- **Problem to work on**
Your answer must be an exact copy of the data below, minus any pictures.

- **The data**
++++++++

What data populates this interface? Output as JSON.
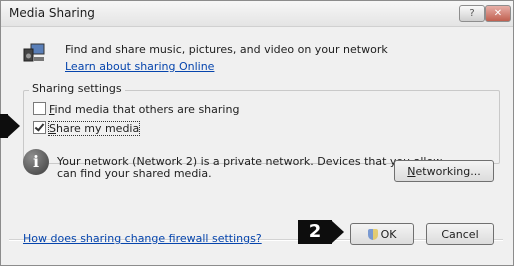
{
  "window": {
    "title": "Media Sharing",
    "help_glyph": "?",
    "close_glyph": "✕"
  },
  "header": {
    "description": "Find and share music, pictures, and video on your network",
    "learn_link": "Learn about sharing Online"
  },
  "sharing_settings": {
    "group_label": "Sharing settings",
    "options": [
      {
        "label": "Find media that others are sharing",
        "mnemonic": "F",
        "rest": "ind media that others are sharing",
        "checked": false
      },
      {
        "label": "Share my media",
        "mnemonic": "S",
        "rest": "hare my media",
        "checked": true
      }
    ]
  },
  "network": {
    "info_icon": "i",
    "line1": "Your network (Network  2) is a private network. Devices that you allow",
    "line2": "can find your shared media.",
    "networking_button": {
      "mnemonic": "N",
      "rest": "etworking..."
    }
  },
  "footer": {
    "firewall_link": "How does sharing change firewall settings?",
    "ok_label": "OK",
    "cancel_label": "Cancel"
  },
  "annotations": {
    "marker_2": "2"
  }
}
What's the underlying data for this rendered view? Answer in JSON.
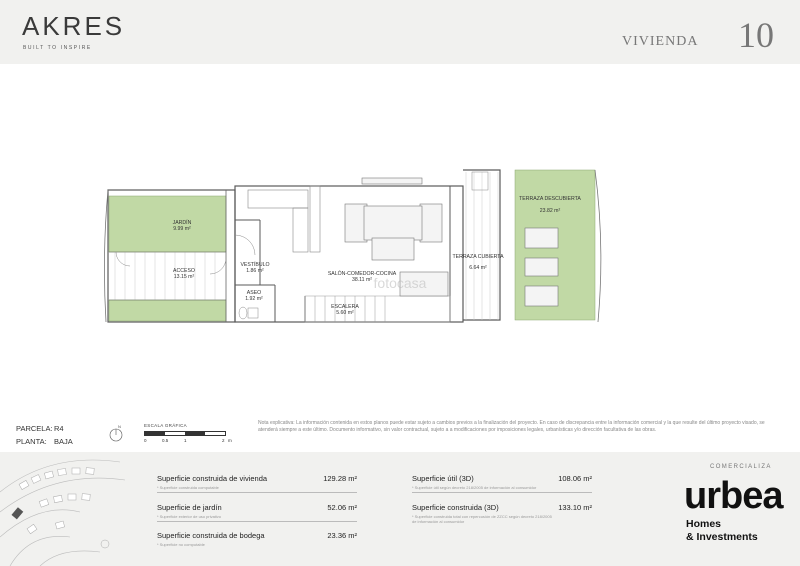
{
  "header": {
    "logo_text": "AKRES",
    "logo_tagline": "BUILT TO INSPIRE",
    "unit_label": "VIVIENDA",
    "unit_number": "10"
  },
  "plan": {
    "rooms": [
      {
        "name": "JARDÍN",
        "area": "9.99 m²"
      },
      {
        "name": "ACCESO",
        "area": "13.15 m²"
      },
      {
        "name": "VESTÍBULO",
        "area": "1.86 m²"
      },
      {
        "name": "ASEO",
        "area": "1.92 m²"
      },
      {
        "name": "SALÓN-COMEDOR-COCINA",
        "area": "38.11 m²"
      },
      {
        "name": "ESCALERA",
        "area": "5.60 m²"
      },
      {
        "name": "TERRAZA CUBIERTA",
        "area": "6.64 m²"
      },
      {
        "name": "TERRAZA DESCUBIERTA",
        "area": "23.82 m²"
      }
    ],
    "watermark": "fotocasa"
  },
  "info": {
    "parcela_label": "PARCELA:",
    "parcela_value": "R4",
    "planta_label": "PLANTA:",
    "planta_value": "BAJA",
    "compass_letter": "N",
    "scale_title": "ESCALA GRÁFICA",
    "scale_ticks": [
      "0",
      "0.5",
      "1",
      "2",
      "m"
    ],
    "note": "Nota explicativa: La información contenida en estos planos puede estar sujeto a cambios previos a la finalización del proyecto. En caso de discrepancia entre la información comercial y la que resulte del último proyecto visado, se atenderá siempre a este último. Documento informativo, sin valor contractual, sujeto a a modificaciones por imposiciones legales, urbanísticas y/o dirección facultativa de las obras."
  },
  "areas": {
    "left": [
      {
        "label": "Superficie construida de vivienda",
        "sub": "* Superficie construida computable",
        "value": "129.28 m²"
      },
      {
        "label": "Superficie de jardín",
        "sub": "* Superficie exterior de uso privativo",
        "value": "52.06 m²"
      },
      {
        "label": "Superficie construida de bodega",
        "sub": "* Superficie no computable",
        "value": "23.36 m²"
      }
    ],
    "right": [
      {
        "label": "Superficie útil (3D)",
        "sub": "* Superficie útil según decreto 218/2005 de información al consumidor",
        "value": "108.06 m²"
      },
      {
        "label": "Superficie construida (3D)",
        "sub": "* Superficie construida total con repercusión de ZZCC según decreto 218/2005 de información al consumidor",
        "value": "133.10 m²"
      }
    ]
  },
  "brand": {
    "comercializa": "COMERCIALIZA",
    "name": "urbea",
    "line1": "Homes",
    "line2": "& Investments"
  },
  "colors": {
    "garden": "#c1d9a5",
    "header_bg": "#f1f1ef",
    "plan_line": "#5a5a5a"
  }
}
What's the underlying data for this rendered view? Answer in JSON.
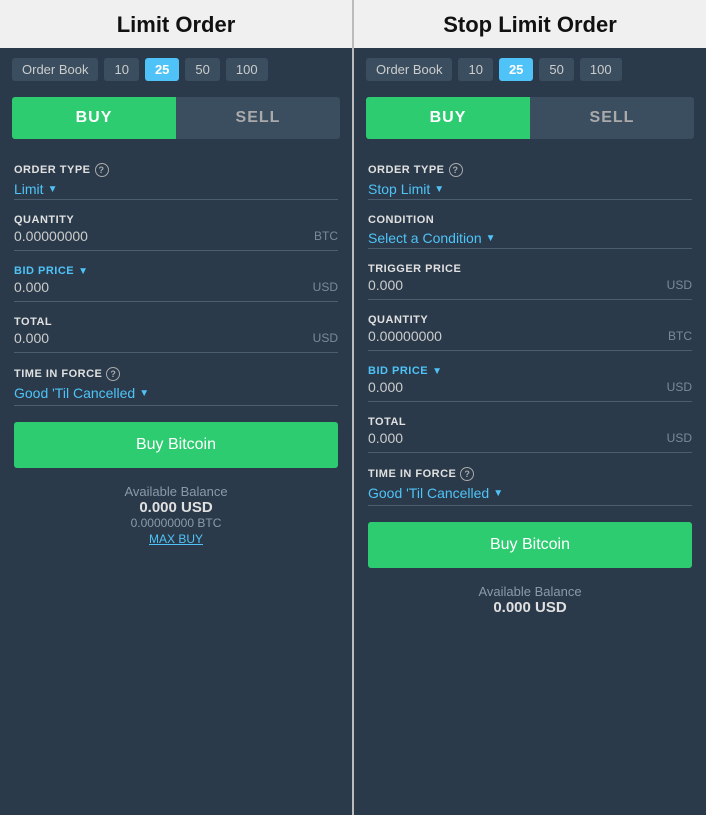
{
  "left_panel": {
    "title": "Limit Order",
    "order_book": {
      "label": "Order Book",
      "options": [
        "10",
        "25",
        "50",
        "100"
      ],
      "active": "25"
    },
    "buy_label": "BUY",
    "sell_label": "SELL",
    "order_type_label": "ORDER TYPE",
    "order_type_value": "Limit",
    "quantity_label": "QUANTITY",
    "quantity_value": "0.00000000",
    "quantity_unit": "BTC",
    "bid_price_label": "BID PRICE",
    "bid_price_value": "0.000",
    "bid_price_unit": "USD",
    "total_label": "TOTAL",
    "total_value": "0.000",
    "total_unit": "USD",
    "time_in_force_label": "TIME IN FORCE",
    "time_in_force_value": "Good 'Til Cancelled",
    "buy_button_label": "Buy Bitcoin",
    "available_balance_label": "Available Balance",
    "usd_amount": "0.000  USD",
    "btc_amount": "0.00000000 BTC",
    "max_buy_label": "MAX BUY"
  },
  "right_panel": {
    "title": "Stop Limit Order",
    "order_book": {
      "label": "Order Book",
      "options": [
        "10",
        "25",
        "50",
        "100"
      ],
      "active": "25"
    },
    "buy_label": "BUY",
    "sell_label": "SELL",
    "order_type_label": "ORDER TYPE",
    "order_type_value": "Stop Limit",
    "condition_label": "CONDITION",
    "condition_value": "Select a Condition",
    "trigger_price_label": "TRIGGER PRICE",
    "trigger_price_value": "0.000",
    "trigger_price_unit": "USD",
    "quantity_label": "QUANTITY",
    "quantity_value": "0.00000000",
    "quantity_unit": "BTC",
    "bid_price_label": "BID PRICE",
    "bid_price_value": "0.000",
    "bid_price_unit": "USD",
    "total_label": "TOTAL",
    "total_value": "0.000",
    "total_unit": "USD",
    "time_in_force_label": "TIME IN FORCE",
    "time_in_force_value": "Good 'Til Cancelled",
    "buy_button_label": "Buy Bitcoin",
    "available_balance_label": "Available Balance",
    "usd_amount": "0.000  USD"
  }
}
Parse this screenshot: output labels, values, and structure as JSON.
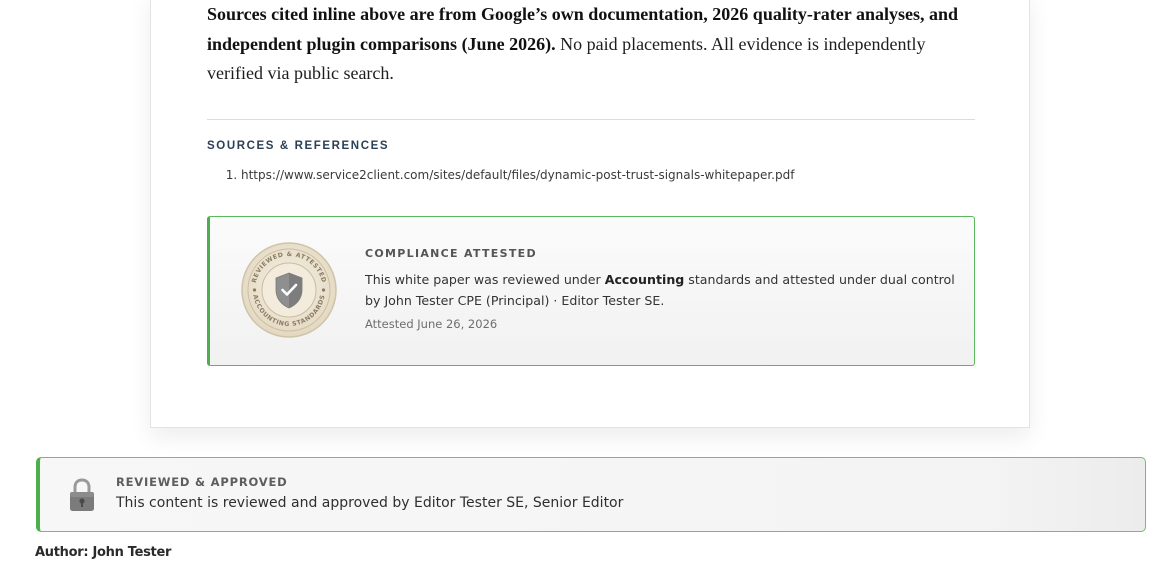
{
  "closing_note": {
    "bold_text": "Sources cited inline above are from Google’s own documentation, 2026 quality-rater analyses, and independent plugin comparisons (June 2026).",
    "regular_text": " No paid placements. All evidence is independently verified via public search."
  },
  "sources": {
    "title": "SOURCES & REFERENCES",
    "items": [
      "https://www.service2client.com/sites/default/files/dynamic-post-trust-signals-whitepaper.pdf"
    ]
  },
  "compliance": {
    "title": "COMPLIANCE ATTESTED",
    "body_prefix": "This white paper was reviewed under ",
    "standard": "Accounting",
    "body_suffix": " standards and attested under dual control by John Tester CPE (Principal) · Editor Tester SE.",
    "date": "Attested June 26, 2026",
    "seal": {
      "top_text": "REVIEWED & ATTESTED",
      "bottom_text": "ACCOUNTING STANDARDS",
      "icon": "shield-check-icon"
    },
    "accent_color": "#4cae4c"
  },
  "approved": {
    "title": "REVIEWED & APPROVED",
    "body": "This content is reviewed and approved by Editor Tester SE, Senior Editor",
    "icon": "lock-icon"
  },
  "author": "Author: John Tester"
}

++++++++

- **Completed task**
What data populates this interface? Output as JSON.
{
  "window": {
    "title": "Media Sharing",
    "help_glyph": "?",
    "close_glyph": "✕"
  },
  "header": {
    "description": "Find and share music, pictures, and video on your network",
    "learn_link": "Learn about sharing Online"
  },
  "sharing_settings": {
    "group_label": "Sharing settings",
    "options": [
      {
        "label": "Find media that others are sharing",
        "mnemonic": "F",
        "rest": "ind media that others are sharing",
        "checked": false
      },
      {
        "label": "Share my media",
        "mnemonic": "S",
        "rest": "hare my media",
        "checked": true
      }
    ]
  },
  "network": {
    "info_icon": "i",
    "line1": "Your network (Network  2) is a private network. Devices that you allow",
    "line2": "can find your shared media.",
    "networking_button": {
      "mnemonic": "N",
      "rest": "etworking..."
    }
  },
  "footer": {
    "firewall_link": "How does sharing change firewall settings?",
    "ok_label": "OK",
    "cancel_label": "Cancel"
  },
  "annotations": {
    "marker_2": "2"
  }
}
What's the underlying data for this rendered view? Answer in JSON.
{
  "header": {
    "logo_text": "AKRES",
    "logo_tagline": "BUILT TO INSPIRE",
    "unit_label": "VIVIENDA",
    "unit_number": "10"
  },
  "plan": {
    "rooms": [
      {
        "name": "JARDÍN",
        "area": "9.99 m²"
      },
      {
        "name": "ACCESO",
        "area": "13.15 m²"
      },
      {
        "name": "VESTÍBULO",
        "area": "1.86 m²"
      },
      {
        "name": "ASEO",
        "area": "1.92 m²"
      },
      {
        "name": "SALÓN-COMEDOR-COCINA",
        "area": "38.11 m²"
      },
      {
        "name": "ESCALERA",
        "area": "5.60 m²"
      },
      {
        "name": "TERRAZA CUBIERTA",
        "area": "6.64 m²"
      },
      {
        "name": "TERRAZA DESCUBIERTA",
        "area": "23.82 m²"
      }
    ],
    "watermark": "fotocasa"
  },
  "info": {
    "parcela_label": "PARCELA:",
    "parcela_value": "R4",
    "planta_label": "PLANTA:",
    "planta_value": "BAJA",
    "compass_letter": "N",
    "scale_title": "ESCALA GRÁFICA",
    "scale_ticks": [
      "0",
      "0.5",
      "1",
      "2",
      "m"
    ],
    "note": "Nota explicativa: La información contenida en estos planos puede estar sujeto a cambios previos a la finalización del proyecto. En caso de discrepancia entre la información comercial y la que resulte del último proyecto visado, se atenderá siempre a este último. Documento informativo, sin valor contractual, sujeto a a modificaciones por imposiciones legales, urbanísticas y/o dirección facultativa de las obras."
  },
  "areas": {
    "left": [
      {
        "label": "Superficie construida de vivienda",
        "sub": "* Superficie construida computable",
        "value": "129.28 m²"
      },
      {
        "label": "Superficie de jardín",
        "sub": "* Superficie exterior de uso privativo",
        "value": "52.06 m²"
      },
      {
        "label": "Superficie construida de bodega",
        "sub": "* Superficie no computable",
        "value": "23.36 m²"
      }
    ],
    "right": [
      {
        "label": "Superficie útil (3D)",
        "sub": "* Superficie útil según decreto 218/2005 de información al consumidor",
        "value": "108.06 m²"
      },
      {
        "label": "Superficie construida (3D)",
        "sub": "* Superficie construida total con repercusión de ZZCC según decreto 218/2005 de información al consumidor",
        "value": "133.10 m²"
      }
    ]
  },
  "brand": {
    "comercializa": "COMERCIALIZA",
    "name": "urbea",
    "line1": "Homes",
    "line2": "& Investments"
  },
  "colors": {
    "garden": "#c1d9a5",
    "header_bg": "#f1f1ef",
    "plan_line": "#5a5a5a"
  }
}
What's the underlying data for this rendered view? Answer in JSON.
{
  "left_panel": {
    "title": "Limit Order",
    "order_book": {
      "label": "Order Book",
      "options": [
        "10",
        "25",
        "50",
        "100"
      ],
      "active": "25"
    },
    "buy_label": "BUY",
    "sell_label": "SELL",
    "order_type_label": "ORDER TYPE",
    "order_type_value": "Limit",
    "quantity_label": "QUANTITY",
    "quantity_value": "0.00000000",
    "quantity_unit": "BTC",
    "bid_price_label": "BID PRICE",
    "bid_price_value": "0.000",
    "bid_price_unit": "USD",
    "total_label": "TOTAL",
    "total_value": "0.000",
    "total_unit": "USD",
    "time_in_force_label": "TIME IN FORCE",
    "time_in_force_value": "Good 'Til Cancelled",
    "buy_button_label": "Buy Bitcoin",
    "available_balance_label": "Available Balance",
    "usd_amount": "0.000  USD",
    "btc_amount": "0.00000000 BTC",
    "max_buy_label": "MAX BUY"
  },
  "right_panel": {
    "title": "Stop Limit Order",
    "order_book": {
      "label": "Order Book",
      "options": [
        "10",
        "25",
        "50",
        "100"
      ],
      "active": "25"
    },
    "buy_label": "BUY",
    "sell_label": "SELL",
    "order_type_label": "ORDER TYPE",
    "order_type_value": "Stop Limit",
    "condition_label": "CONDITION",
    "condition_value": "Select a Condition",
    "trigger_price_label": "TRIGGER PRICE",
    "trigger_price_value": "0.000",
    "trigger_price_unit": "USD",
    "quantity_label": "QUANTITY",
    "quantity_value": "0.00000000",
    "quantity_unit": "BTC",
    "bid_price_label": "BID PRICE",
    "bid_price_value": "0.000",
    "bid_price_unit": "USD",
    "total_label": "TOTAL",
    "total_value": "0.000",
    "total_unit": "USD",
    "time_in_force_label": "TIME IN FORCE",
    "time_in_force_value": "Good 'Til Cancelled",
    "buy_button_label": "Buy Bitcoin",
    "available_balance_label": "Available Balance",
    "usd_amount": "0.000  USD"
  }
}
Parse this screenshot: output labels, values, and structure as JSON.
{
  "closing_note": {
    "bold_text": "Sources cited inline above are from Google’s own documentation, 2026 quality-rater analyses, and independent plugin comparisons (June 2026).",
    "regular_text": " No paid placements. All evidence is independently verified via public search."
  },
  "sources": {
    "title": "SOURCES & REFERENCES",
    "items": [
      "https://www.service2client.com/sites/default/files/dynamic-post-trust-signals-whitepaper.pdf"
    ]
  },
  "compliance": {
    "title": "COMPLIANCE ATTESTED",
    "body_prefix": "This white paper was reviewed under ",
    "standard": "Accounting",
    "body_suffix": " standards and attested under dual control by John Tester CPE (Principal) · Editor Tester SE.",
    "date": "Attested June 26, 2026",
    "seal": {
      "top_text": "REVIEWED & ATTESTED",
      "bottom_text": "ACCOUNTING STANDARDS",
      "icon": "shield-check-icon"
    },
    "accent_color": "#4cae4c"
  },
  "approved": {
    "title": "REVIEWED & APPROVED",
    "body": "This content is reviewed and approved by Editor Tester SE, Senior Editor",
    "icon": "lock-icon"
  },
  "author": "Author: John Tester"
}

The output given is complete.